Our last real stop of the day was the NS Museum. For those who don't know, NS stands for Nationalsozialismus... National Socialism... or Nazi. The museum is housed in the El-De House, the Köln HQ for the Nazis back in the day. It's got a very detailed exhibit on the upper floors that goes though the rise and fall of the party, before, during and after World War II. But the most moving part of the exhibit is in the basement. It's the former prison for the Gestapo (the police). You can see the individual cells used to house the prisoners, and on the walls outside of the cells are photographs of the various graffiti from within. It is very hard to come to terms with the horrendous acts committed during this time, especially when confronted with notes that say "So-and-so was here, xx-xx-19xx through xx-xx-19xx" or scrawled calendars on the wall marking the days of confinement. I had tears in my eyes by the time we walked upstairs to view the rest of the exhibit.

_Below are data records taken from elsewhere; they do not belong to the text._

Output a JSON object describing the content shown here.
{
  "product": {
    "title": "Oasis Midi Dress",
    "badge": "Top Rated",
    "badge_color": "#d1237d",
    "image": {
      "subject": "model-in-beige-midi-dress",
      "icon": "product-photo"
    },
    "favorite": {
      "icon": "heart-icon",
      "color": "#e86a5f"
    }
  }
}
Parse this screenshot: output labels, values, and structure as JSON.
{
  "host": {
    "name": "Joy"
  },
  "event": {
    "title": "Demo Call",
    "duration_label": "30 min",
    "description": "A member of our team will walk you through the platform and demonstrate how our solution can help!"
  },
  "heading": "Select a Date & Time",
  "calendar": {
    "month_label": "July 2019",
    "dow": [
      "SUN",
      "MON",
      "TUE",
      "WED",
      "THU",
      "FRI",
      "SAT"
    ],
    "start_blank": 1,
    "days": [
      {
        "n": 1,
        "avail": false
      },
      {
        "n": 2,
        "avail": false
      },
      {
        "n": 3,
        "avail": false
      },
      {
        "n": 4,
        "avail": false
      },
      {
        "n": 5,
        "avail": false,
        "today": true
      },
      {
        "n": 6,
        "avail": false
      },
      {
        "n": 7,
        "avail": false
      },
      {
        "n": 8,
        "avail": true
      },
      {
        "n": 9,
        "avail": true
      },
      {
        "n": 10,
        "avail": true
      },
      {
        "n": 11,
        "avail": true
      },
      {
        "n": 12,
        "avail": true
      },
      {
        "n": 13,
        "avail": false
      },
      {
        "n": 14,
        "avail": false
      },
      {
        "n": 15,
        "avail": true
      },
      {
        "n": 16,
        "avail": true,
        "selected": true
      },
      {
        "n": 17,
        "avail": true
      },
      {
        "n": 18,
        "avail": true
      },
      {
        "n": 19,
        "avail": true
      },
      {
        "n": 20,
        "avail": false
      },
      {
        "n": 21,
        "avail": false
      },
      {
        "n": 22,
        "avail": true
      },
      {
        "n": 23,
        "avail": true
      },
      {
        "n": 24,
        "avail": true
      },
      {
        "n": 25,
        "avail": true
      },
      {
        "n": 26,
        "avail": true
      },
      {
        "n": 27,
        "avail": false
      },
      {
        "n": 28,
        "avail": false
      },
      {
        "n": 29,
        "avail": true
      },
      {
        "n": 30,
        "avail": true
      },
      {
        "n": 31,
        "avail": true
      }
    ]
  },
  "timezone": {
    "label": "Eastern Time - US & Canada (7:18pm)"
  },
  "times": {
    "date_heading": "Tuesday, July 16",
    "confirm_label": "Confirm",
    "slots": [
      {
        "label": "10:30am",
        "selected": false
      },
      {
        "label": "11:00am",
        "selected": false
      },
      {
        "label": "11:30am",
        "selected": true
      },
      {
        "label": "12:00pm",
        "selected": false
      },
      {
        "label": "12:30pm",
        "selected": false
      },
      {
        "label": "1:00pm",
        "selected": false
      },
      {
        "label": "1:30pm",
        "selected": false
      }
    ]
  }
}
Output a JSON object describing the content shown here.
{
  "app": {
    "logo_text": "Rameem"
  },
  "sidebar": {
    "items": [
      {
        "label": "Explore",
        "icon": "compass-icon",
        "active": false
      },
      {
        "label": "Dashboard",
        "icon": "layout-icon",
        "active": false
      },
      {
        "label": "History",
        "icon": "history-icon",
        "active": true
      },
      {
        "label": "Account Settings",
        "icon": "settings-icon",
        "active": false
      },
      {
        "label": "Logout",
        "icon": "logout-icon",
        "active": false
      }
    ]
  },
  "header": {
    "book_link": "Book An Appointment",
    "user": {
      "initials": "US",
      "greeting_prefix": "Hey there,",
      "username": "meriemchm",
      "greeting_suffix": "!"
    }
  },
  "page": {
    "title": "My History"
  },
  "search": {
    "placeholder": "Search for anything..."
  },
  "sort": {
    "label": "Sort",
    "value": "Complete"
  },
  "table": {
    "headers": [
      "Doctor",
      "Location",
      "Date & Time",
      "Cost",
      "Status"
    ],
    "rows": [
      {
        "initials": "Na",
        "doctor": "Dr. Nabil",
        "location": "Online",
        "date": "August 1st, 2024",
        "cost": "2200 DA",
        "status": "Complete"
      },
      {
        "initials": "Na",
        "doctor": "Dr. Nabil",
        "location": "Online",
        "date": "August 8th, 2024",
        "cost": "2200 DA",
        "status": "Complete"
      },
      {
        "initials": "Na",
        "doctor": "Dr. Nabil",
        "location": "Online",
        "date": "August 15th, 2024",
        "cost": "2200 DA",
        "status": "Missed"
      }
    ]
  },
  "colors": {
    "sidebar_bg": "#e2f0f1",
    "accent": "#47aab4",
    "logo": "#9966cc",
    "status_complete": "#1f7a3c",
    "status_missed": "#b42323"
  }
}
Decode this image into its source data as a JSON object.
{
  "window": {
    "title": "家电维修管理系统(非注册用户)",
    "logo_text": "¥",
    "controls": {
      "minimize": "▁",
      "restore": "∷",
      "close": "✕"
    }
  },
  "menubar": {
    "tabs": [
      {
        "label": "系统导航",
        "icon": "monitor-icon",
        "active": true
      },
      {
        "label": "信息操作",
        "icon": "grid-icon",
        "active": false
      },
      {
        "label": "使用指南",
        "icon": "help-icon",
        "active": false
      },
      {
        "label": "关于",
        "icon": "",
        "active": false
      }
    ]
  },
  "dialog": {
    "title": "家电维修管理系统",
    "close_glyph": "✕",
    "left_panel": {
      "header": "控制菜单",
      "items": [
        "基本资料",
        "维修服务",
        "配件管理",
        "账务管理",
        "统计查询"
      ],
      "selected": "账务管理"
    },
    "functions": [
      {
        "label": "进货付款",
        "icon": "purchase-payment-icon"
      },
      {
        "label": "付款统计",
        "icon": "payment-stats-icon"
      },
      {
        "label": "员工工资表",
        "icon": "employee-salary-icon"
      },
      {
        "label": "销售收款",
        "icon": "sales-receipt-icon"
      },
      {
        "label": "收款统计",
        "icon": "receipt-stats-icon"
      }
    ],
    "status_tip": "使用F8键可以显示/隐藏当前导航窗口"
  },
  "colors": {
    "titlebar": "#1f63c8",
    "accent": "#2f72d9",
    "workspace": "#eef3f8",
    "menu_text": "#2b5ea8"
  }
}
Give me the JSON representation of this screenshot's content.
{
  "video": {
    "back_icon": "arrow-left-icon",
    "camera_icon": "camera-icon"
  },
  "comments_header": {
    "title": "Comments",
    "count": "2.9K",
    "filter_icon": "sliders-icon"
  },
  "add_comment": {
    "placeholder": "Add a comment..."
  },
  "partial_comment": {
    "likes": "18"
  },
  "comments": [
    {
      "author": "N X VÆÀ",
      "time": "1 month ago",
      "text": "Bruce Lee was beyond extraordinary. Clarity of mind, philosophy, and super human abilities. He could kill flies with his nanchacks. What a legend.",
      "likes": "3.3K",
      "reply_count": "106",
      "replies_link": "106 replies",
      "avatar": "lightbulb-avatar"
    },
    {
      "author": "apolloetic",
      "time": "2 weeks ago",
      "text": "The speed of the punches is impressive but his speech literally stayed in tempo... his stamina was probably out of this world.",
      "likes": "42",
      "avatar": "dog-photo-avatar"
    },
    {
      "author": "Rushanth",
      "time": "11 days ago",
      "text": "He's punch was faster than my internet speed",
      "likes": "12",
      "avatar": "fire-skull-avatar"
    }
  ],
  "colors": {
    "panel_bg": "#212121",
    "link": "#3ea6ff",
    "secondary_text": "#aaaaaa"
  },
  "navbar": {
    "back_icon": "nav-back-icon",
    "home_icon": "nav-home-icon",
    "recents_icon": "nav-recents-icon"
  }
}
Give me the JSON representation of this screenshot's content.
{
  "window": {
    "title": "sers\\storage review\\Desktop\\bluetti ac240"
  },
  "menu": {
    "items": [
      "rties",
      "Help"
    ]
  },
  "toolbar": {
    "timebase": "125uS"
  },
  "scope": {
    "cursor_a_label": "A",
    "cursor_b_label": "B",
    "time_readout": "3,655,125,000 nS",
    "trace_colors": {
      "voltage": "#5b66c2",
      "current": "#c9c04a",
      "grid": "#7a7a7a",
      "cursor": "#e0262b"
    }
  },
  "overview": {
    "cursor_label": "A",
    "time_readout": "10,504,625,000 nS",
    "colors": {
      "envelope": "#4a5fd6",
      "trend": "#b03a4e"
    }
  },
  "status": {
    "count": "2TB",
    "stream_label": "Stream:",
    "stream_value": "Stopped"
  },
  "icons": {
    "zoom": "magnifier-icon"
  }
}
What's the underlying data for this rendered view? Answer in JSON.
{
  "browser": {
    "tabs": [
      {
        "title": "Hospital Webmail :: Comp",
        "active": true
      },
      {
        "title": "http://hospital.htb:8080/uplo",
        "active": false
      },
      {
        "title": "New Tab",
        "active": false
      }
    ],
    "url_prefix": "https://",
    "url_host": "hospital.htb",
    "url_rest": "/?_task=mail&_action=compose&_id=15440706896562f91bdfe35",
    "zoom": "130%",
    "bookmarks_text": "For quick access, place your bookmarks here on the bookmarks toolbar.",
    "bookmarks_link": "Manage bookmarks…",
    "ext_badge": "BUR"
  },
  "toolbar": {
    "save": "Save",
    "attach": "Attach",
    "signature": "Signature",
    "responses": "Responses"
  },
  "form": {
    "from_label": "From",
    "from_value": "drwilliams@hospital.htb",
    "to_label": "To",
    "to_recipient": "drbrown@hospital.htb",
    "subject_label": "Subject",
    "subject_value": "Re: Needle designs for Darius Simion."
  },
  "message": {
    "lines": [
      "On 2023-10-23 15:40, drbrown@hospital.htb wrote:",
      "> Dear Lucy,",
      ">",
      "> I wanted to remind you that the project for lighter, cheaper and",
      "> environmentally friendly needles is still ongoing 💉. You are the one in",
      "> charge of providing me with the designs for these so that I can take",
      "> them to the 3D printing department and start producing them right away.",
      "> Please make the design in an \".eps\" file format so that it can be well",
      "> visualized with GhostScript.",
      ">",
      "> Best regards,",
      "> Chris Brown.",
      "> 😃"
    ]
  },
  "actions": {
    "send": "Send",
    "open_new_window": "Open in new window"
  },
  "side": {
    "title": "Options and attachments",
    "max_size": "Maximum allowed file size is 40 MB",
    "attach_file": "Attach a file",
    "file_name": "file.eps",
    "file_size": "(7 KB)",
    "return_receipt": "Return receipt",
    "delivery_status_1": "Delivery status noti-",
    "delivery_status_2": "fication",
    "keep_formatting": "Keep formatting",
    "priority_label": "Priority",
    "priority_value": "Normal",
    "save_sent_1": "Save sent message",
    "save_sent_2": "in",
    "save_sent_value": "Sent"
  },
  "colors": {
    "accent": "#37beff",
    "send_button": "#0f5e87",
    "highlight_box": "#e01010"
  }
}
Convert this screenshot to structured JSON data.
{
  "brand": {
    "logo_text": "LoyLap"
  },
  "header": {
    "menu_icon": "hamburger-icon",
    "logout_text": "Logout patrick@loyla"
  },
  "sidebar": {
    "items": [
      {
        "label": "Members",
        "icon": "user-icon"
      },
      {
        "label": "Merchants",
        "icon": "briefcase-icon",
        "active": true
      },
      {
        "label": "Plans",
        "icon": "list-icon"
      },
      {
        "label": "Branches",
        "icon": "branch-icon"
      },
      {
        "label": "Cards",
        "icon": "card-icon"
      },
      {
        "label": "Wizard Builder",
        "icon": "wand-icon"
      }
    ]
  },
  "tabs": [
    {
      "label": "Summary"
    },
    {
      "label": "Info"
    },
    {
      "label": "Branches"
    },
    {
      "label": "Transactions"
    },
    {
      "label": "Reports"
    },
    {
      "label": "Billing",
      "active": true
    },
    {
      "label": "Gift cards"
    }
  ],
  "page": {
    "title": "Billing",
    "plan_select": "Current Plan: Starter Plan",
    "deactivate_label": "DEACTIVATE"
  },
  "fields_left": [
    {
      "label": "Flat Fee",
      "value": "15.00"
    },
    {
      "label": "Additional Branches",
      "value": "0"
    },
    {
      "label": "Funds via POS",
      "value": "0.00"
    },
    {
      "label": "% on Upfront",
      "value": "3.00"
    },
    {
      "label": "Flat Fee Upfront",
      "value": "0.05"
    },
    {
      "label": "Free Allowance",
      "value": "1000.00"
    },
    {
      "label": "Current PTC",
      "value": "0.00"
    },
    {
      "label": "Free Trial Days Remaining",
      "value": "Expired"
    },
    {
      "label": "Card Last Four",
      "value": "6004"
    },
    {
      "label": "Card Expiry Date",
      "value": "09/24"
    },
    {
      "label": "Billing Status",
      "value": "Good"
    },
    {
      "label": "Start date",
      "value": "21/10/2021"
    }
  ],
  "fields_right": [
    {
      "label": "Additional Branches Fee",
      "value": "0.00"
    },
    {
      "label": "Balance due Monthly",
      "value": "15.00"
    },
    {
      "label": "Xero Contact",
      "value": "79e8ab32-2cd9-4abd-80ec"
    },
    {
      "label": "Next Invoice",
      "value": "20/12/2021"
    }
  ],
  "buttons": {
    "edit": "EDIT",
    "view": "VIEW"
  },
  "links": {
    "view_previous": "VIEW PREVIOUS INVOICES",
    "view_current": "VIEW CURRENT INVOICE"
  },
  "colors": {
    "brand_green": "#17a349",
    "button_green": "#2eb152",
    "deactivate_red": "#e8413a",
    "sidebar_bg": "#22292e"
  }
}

It was a subdued train ride back to K-town, not just because we came from the NS Museum, but because we were tired. When we finally arrived (around 8pm), we dropped our stuff off at Bridget's and went out to dinner for... Mexican! That's right, folks-who-have-heard-me-complaining-about-the-lack-of-Mexican-food-in-the-Berg! It was delicious and I'm very happy that we went there. Plus, my pineapple daquiri really hit the spot! After our meal, we ended up back at Bridget's and played cards for a while. I had brought "CAfe International" and I taught them how to play, plus we figured out how to play "Guillotine." Yes, that's right, I have a card game called "Guillotine" -- and it's the best game ever!
Then Sunday came way too soon, and we had to leave. All in all, it was a fantastic weekend and I am so glad that I got to go visit Bridget. I'll definitely be trekking her way sometime in the future. Thanks for everything, hon!